If the hon. Gentleman wants us to look into fountain pens, we will do so. The Parliamentary Secretary is to reply at the end of the Debate, and I suggest it would make for the convenience of later speakers if I were not required to interrupt the line of argument too much at this stage, as it might lead to my taking longer than I want to do of the time of the Committee. The question of fountain pens will be noted, and a reply will be made at the end of the Debate.

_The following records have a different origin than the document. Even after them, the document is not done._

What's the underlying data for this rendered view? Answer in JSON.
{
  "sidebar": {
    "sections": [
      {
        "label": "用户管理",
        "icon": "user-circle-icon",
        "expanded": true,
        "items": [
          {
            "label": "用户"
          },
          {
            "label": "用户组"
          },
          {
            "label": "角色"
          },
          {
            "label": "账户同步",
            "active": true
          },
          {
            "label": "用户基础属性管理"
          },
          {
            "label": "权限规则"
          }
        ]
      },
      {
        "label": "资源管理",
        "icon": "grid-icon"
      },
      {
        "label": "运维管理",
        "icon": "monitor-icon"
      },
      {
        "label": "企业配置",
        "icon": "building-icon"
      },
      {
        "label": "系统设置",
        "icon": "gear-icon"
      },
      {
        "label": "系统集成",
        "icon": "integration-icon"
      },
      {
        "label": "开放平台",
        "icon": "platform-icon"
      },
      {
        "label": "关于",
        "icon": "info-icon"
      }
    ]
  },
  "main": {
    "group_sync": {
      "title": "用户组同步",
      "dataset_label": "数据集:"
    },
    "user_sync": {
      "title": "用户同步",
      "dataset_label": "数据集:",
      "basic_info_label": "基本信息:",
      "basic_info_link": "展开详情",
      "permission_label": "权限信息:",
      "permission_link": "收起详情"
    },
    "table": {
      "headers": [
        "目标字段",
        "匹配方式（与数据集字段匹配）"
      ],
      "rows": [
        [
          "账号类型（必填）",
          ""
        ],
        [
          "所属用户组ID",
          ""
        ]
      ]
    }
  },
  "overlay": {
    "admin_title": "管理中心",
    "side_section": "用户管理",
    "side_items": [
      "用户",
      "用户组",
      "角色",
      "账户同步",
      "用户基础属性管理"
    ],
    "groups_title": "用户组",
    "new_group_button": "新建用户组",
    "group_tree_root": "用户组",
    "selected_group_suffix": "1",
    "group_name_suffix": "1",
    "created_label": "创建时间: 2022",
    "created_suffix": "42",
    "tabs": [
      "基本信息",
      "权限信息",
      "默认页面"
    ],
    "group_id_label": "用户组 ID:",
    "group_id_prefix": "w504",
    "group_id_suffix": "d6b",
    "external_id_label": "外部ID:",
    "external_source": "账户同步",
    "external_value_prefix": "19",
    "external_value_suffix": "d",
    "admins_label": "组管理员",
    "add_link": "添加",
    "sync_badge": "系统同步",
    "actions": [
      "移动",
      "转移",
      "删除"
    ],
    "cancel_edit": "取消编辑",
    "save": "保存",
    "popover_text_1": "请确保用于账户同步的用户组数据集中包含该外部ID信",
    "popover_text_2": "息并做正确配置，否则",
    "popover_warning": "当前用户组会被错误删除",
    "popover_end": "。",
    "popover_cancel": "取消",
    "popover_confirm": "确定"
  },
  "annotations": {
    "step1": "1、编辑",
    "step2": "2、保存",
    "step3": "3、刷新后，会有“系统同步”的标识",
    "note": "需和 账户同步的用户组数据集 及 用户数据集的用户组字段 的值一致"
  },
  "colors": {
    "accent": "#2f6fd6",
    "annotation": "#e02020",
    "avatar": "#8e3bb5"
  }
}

There is a further point in connection with the policy of concentration. I have spoken so far of the concentration of different firms and of utility production of a number of commodities, but I want to say a word on what may be called the concentration of products. In connection with the developments of which I have been speaking and the need to get the maximum output of essential articles for the civilian population, it has been felt for some time that the old Limitation of Supplies Orders were not quite enough. They operated upon groups of products. There was a limitation on the total glassware, for example, that might be sold. We have felt that, the time has come to concentrate production upon particular articles within the group which are most urgently needed by the consumers. Therefore, in the case of glassware, we are concentrating as from the beginning of August, subject to one concession that I will mention, upon the production of tumblers, jugs, mugs and small mirrors. We have decided that, on the whole, a small mirror is as good as a large mirror on the wall. If it is large enough for one to see one's face, it is large enough for practical purposes.